Wednesday, 22 October 2014

Married texting & woman doctors

A couple of things that crossed my screen today that might be great starting points for thinking about projects.

Married texting
Alice Zhao analysed the texts between her and her now-husband in 2008 and 2014, looking at what changes as a couple goes from courting to marriage. She noticed things like they no longer greet each other. Seems like a lot could be done with this kind of thing--how does texting change between parent and child as the child moves away? How does it change from fresher's week to knowing people very well in year 3? Or, how does it change in other romantic relationships--would anyone have found what Zhao found?

Woman  female (etc.)
This piece by Maddie York in the Guardian style blog argues that woman shouldn't be used as an adjective as in woman doctor or women writers. She notes that people talk about male doctors not man doctors.  What's going on here?  Has it to do with the connotations of man/woman/male/female? Is something that's changing? What are the prescriptions, who's making them and why when it comes to these kinds of things?

Wednesday, 15 October 2014

Wonderings on evaluation

Two things today, both to do with evaluation:
  1. I (Charlotte) was talking about variation with the first year students recently and we tried out a few data elicitation methods including brainstorming alternative terms for everyday concepts. The interesting one for me was ‘pleased with yourself/about something’ because they drew an absolute blank and couldn't think of anything, except perhaps chuffed which they said they knew but wouldn't use. In contrast, when we looked at alternatives for terms like amazing etc. they had a huge number of candidates. So, it got me wondering, was this just a one off or, to use the appraisal terms, could it be that we are shifting towards expressing evaluation more in terms of appreciation (it was amazing/epic etc.) than affect (I was so happy/thrilled etc.)?
  2. The second thing was inspired again by something I was talking about with the first years, in this case an article by Charlie Brooker on hyperbole, and his argument is that a) this is something new and b) something that people do online but not in face to face interactions. You could test that…

Monday, 6 October 2014

A couple of things I've (Lynne C) been thinking about.

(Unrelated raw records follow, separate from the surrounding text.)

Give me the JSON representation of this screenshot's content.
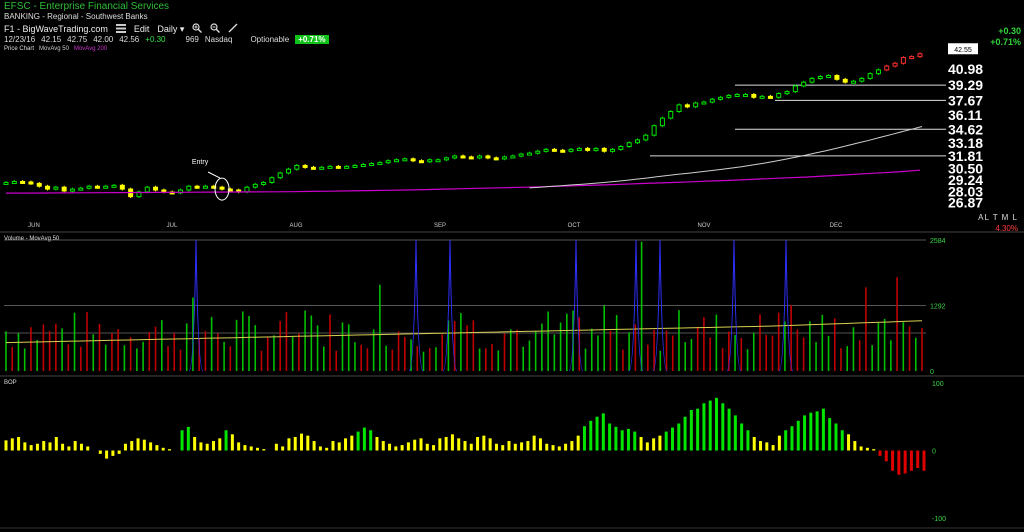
{
  "header": {
    "title": "EFSC - Enterprise Financial Services",
    "sector": "BANKING - Regional - Southwest Banks",
    "toolbar": {
      "source": "F1 - BigWaveTrading.com",
      "edit": "Edit",
      "period": "Daily"
    },
    "quote": {
      "date": "12/23/16",
      "open": "42.15",
      "high": "42.75",
      "low": "42.00",
      "close": "42.56",
      "change": "+0.30",
      "volume": "969",
      "exchange": "Nasdaq",
      "optionable": "Optionable",
      "percent": "+0.71%"
    },
    "legend": {
      "price": "Price Chart",
      "ma50": "MovAvg 50",
      "ma200": "MovAvg 200"
    },
    "right_change": "+0.30",
    "right_percent": "+0.71%",
    "alt_ml": "AL T M L",
    "right_pct": "4.30%"
  },
  "colors": {
    "up": "#00e600",
    "down": "#ffff00",
    "ma50": "#cfcfcf",
    "ma200": "#cc00cc",
    "vol_up": "#00c000",
    "vol_down": "#c00000",
    "vol_ma": "#d8d050",
    "spike": "#3030ff",
    "bop_up": "#00e600",
    "bop_mid": "#ffff00",
    "bop_down": "#e00000"
  },
  "chart_data": [
    {
      "type": "candlestick",
      "panel": "price",
      "annotation": "Entry",
      "months": [
        "JUN",
        "JUL",
        "AUG",
        "SEP",
        "OCT",
        "NOV",
        "DEC"
      ],
      "y_ticks": [
        "40.98",
        "39.29",
        "37.67",
        "36.11",
        "34.62",
        "33.18",
        "31.81",
        "30.50",
        "29.24",
        "28.03",
        "26.87"
      ],
      "last_price": "42.55",
      "ylim": [
        26.3,
        43.0
      ],
      "close": [
        29.0,
        29.1,
        29.05,
        28.9,
        28.6,
        28.3,
        28.5,
        28.1,
        28.3,
        28.4,
        28.6,
        28.5,
        28.6,
        28.7,
        28.3,
        27.5,
        28.0,
        28.5,
        28.2,
        28.0,
        27.9,
        28.2,
        28.6,
        28.5,
        28.6,
        28.5,
        28.3,
        28.2,
        28.0,
        28.5,
        28.8,
        29.0,
        29.5,
        30.0,
        30.4,
        30.8,
        30.6,
        30.5,
        30.6,
        30.7,
        30.6,
        30.7,
        30.8,
        30.9,
        31.0,
        31.1,
        31.3,
        31.4,
        31.5,
        31.3,
        31.2,
        31.4,
        31.4,
        31.6,
        31.8,
        31.7,
        31.6,
        31.8,
        31.6,
        31.5,
        31.7,
        31.8,
        32.0,
        32.1,
        32.3,
        32.5,
        32.4,
        32.3,
        32.5,
        32.6,
        32.4,
        32.6,
        32.3,
        32.5,
        32.8,
        33.2,
        33.5,
        34.0,
        35.0,
        35.8,
        36.5,
        37.2,
        37.0,
        37.4,
        37.5,
        37.8,
        38.0,
        38.2,
        38.3,
        38.3,
        38.0,
        38.1,
        38.0,
        38.4,
        38.6,
        39.2,
        39.6,
        40.0,
        40.2,
        40.3,
        39.9,
        39.6,
        39.7,
        40.0,
        40.5,
        40.9,
        41.3,
        41.6,
        42.2,
        42.3,
        42.6
      ],
      "ma50": [
        28.42,
        28.5,
        28.58,
        28.66,
        28.74,
        28.82,
        28.9,
        29.0,
        29.1,
        29.21,
        29.33,
        29.46,
        29.6,
        29.74,
        29.86,
        29.98,
        30.1,
        30.23,
        30.37,
        30.52,
        30.67,
        30.84,
        31.01,
        31.22,
        31.43,
        31.65,
        31.87,
        32.12,
        32.37,
        32.63,
        32.91,
        33.18,
        33.46,
        33.75,
        34.04,
        34.33,
        34.62,
        34.91
      ],
      "ma200": [
        27.87,
        27.88,
        27.89,
        27.9,
        27.91,
        27.92,
        27.93,
        27.94,
        27.95,
        27.96,
        27.97,
        27.98,
        27.99,
        28.0,
        28.01,
        28.02,
        28.05,
        28.08,
        28.11,
        28.14,
        28.17,
        28.2,
        28.25,
        28.3,
        28.34,
        28.39,
        28.44,
        28.49,
        28.54,
        28.59,
        28.66,
        28.72,
        28.78,
        28.86,
        28.93,
        29.0,
        29.07,
        29.15,
        29.22,
        29.31,
        29.4,
        29.49,
        29.57,
        29.68,
        29.79,
        29.91,
        30.02,
        30.15,
        30.3
      ],
      "ma50_start_index": 63
    },
    {
      "type": "bar",
      "panel": "volume",
      "legend": "Volume - MovAvg 50",
      "y_ticks": [
        "2584",
        "1292",
        "0"
      ],
      "ylim": [
        0,
        2584
      ]
    },
    {
      "type": "bar",
      "panel": "bop",
      "legend": "BOP",
      "y_ticks": [
        "100",
        "0",
        "-100"
      ],
      "ylim": [
        -100,
        100
      ],
      "values": [
        15,
        18,
        20,
        12,
        8,
        10,
        14,
        12,
        20,
        10,
        6,
        14,
        10,
        6,
        0,
        -5,
        -12,
        -8,
        -5,
        10,
        14,
        18,
        16,
        12,
        8,
        4,
        2,
        0,
        30,
        35,
        20,
        12,
        10,
        14,
        18,
        30,
        24,
        12,
        8,
        6,
        4,
        2,
        0,
        10,
        6,
        18,
        20,
        25,
        22,
        14,
        6,
        4,
        14,
        12,
        18,
        22,
        28,
        34,
        30,
        20,
        14,
        10,
        6,
        8,
        12,
        16,
        18,
        10,
        8,
        18,
        20,
        24,
        18,
        14,
        10,
        20,
        22,
        18,
        10,
        8,
        14,
        10,
        12,
        14,
        22,
        18,
        10,
        8,
        6,
        10,
        14,
        22,
        36,
        44,
        50,
        55,
        40,
        35,
        30,
        32,
        28,
        20,
        12,
        18,
        22,
        28,
        34,
        40,
        50,
        60,
        62,
        70,
        74,
        78,
        70,
        62,
        52,
        40,
        30,
        20,
        14,
        12,
        8,
        22,
        30,
        36,
        44,
        52,
        56,
        58,
        62,
        48,
        40,
        30,
        24,
        14,
        6,
        4,
        2,
        -8,
        -16,
        -30,
        -36,
        -34,
        -30,
        -26,
        -30
      ]
    }
  ]
}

  1. A few years ago a student did a project on duplication of letters in CMC (e.g. sooooo). It occurred to me that this kind of thing should be used less on Twitter, where every character counts. Is that the case? Do Twitter users still use duplication when they use other forms of CMC?
  2. I'm not quite sure what might make a doable project in this area, but I'm intrigued by the increased use of writing without spaces. We had to start getting used to it when we had web sites named with phrases or sentences without their spaces (e.g. and it can lead to some hilariously unfortunate ambiguities (kidsexchange, for example). But now people are doing this in sometimes very long twitter hashtags. Before the days of Windows people using computers used to use the underscore _ to replace spaces in, for example, filenames. Why don’t Twitter users do something like that to avoid ambiguity? (There are two separate issues here – the restricted number of characters, which applies to spaces and underscores equally, but also the requirement that a hashtag has no spaces.) Or another way to look at it would be to ask whether the space is overrated – how often do we actually have trouble reading phrases without spaces? 

Colour names

I enjoyed this Slate article about the explosion in Crayola crayon colours since 1903, and it got me thinking about the names of those colours. I feel like I learnt a lot from the colour names on the sides of my crayons when I was a child, since they often were words I didn't know ('burnt umber', 'cornflower'), which led me to knowledge or beliefs about the things that those names are for. (I've never knowingly seen a cornflower, but I have strong opinions about what colour they are.) There was also a tendency then to have a crayons named blue-green and orange-yellow and others in the (big) box named green-blue and yellow-orange, and I (little word-nerd that I was) liked to think about what those combinations and orders meant.

There's an interactive chart of  (US) Crayola crayon colours and names here. Some of the old names are there, some have died out, but there are also colour names like 'Mango Tango' and 'Atomic Orange'. (The big set of Crayola markers we have at home seems to have a different set of names from the crayons, and they have a more modern sound.) 

So I'm thinking about various things like:
  • What can/do children today learn about colours and the world from the names of their crayons? 
  • How do insitutionalised specific colour-names like this affect different generations' ideas about which colours these names might express?
  • What are the motivations and trends for changing or inventing new colour names in contexts like this? (Fashion, lipstick, cars are other areas with specific name trends.)
  • There's a fair amount of work out there on gender and colour nameability. Are there any indications of gender-consciousness in this name set. Presumably, Crayola wants to be marketing its products to boys and girls and wants drawing/colouring to be an activity that's not particularly gendered. But can we see any gendering in the names of particular colours? 
  • Crayola is an institution in the US. (It really, really is.) Is something else the more institutional source of colour names for children in the UK? How does it compare? Do US adults (of my generation-ish) have different colour vocabularies and different ideas about certain colour names refer from UK adults who might not have the same institutionalisation of so many colours? 
Does colour-naming (by Crayola or other companies) raise other questions for you?